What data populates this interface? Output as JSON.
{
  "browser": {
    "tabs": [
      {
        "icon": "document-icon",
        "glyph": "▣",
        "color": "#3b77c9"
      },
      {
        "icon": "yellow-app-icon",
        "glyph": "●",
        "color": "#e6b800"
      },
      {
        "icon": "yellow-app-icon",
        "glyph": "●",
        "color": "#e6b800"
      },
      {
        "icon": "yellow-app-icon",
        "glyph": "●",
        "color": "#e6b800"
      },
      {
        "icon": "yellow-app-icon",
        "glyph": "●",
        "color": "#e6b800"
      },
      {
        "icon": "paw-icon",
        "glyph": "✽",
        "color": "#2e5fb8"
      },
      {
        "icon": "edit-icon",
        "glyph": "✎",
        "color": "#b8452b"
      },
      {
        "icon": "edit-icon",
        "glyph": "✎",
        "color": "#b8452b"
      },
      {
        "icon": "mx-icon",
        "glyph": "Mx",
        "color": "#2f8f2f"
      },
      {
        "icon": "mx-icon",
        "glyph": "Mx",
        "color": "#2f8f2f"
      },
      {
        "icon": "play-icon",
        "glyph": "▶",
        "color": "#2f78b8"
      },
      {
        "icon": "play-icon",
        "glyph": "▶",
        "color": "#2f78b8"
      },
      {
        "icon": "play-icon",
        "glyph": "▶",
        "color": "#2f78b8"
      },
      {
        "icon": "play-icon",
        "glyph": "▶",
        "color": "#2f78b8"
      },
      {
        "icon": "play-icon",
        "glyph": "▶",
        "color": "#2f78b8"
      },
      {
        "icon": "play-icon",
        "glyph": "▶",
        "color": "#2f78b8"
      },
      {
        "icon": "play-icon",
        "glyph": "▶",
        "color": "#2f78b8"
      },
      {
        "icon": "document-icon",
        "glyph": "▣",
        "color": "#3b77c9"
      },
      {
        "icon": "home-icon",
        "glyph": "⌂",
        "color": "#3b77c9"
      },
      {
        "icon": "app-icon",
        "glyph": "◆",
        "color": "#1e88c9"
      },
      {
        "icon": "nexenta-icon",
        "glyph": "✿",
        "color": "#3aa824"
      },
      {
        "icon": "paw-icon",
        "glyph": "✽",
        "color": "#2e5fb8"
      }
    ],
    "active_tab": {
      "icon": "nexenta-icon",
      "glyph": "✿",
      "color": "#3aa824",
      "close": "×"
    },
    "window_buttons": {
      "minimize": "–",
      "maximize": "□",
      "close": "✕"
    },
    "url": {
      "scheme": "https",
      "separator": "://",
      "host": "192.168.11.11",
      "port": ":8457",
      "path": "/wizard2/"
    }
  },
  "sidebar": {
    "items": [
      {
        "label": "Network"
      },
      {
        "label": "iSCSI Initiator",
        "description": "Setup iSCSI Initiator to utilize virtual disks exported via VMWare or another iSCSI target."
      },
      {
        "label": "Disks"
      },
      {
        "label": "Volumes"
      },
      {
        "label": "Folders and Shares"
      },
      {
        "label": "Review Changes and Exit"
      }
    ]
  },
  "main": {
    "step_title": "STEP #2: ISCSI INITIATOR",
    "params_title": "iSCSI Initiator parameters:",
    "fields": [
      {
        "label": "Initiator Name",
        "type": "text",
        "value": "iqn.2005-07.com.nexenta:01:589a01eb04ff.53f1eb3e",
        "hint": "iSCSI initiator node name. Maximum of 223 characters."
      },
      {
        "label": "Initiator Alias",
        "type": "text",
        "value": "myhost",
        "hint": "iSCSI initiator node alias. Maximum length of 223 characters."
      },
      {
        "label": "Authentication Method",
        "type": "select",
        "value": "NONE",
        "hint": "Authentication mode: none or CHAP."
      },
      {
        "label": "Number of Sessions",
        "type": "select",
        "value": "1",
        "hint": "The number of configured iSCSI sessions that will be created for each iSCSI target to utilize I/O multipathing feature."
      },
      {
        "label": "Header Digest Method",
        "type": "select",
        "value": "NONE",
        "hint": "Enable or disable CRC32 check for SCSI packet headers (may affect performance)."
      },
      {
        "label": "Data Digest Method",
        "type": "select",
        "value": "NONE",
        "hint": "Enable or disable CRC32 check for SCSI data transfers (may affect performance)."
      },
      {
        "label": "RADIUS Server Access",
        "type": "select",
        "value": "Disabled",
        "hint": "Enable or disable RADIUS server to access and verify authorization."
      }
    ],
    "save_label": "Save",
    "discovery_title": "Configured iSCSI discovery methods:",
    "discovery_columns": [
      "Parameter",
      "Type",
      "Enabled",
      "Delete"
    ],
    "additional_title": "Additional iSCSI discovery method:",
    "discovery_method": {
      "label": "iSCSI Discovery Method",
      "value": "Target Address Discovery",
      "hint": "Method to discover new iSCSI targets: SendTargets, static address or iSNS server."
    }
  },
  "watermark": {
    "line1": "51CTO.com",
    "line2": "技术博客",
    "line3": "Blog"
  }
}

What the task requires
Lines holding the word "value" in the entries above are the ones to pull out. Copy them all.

Response for this exercise
        "value": "iqn.2005-07.com.nexenta:01:589a01eb04ff.53f1eb3e",
        "value": "myhost",
        "value": "NONE",
        "value": "1",
        "value": "NONE",
        "value": "NONE",
        "value": "Disabled",
      "value": "Target Address Discovery",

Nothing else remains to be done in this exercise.